[Opening Input section]

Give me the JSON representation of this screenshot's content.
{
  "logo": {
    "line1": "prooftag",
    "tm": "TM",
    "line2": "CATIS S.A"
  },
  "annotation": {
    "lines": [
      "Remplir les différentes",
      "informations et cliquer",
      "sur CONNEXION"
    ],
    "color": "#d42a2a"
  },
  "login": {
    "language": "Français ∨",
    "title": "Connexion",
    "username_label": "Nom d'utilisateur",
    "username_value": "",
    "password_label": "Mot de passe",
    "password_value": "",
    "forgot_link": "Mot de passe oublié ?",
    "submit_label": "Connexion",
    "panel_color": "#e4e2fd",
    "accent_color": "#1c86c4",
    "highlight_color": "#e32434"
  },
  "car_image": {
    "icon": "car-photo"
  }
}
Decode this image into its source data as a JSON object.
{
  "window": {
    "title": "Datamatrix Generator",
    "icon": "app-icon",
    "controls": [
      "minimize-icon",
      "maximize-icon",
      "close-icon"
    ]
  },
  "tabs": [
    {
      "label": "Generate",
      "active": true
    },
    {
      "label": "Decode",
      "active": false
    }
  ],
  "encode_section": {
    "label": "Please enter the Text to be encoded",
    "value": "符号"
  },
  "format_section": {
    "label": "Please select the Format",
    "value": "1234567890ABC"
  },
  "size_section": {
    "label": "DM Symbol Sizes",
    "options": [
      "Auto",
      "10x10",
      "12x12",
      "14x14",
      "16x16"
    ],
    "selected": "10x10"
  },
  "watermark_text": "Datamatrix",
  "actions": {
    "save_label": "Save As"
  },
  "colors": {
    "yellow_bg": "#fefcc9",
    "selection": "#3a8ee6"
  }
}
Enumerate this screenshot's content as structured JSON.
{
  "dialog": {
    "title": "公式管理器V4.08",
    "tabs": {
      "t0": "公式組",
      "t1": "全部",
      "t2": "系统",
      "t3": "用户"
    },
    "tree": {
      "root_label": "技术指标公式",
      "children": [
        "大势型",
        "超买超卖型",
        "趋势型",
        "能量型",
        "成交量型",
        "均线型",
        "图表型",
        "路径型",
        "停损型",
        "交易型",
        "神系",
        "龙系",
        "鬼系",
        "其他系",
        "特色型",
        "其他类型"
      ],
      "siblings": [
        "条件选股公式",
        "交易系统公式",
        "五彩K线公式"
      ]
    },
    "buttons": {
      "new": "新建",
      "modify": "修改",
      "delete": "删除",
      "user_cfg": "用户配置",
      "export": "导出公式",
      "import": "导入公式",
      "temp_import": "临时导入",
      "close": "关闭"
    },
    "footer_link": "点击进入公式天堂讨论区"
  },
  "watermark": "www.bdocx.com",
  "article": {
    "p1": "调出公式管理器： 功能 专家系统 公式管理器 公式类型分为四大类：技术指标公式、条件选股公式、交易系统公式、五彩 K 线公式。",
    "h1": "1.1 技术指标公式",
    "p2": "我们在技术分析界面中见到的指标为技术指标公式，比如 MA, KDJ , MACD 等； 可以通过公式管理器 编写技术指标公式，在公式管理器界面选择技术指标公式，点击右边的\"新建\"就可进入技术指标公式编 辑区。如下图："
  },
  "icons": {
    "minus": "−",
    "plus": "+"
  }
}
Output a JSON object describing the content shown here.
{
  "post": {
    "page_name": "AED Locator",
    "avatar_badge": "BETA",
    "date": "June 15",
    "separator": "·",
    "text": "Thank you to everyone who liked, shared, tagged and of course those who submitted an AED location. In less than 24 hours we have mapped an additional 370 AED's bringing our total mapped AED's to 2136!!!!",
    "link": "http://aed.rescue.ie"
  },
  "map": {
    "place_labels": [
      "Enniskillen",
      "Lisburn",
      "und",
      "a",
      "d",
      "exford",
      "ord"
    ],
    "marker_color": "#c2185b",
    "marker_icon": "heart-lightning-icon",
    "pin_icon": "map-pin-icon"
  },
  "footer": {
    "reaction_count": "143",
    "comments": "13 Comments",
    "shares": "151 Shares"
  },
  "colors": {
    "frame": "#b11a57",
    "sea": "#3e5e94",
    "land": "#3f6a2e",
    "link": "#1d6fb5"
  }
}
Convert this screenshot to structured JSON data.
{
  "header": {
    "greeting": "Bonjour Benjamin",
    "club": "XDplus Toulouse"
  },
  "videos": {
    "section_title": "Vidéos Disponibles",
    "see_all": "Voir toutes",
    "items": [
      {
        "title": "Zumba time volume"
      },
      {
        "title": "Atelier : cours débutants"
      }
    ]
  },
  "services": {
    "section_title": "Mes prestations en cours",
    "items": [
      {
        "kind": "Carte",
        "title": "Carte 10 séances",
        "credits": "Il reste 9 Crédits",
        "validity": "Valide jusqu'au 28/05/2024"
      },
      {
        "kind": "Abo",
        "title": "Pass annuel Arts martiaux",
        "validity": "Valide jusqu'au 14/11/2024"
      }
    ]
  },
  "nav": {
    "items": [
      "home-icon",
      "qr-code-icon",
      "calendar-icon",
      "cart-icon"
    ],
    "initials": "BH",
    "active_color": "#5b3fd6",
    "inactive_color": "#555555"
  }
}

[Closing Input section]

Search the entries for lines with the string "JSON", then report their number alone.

#### Response
5